[Opening Material provided section]

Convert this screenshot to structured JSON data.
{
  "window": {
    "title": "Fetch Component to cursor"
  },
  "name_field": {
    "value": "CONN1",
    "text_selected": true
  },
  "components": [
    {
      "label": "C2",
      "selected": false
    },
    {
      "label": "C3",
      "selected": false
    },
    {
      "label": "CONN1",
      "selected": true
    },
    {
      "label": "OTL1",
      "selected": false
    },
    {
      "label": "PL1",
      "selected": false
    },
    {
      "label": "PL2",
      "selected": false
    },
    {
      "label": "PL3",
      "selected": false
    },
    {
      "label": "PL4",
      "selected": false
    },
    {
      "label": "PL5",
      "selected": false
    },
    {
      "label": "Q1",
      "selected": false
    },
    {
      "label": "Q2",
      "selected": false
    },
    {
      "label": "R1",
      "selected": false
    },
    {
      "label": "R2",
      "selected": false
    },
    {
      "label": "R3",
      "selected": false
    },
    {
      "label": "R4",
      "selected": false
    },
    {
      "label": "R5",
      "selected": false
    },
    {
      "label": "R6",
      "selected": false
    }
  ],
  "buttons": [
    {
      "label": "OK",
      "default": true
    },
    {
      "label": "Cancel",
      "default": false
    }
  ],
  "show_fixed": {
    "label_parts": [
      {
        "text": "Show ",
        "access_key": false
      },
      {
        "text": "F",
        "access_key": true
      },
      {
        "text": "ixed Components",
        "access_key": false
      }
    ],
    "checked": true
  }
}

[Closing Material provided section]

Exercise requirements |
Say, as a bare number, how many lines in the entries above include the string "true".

Result below |
5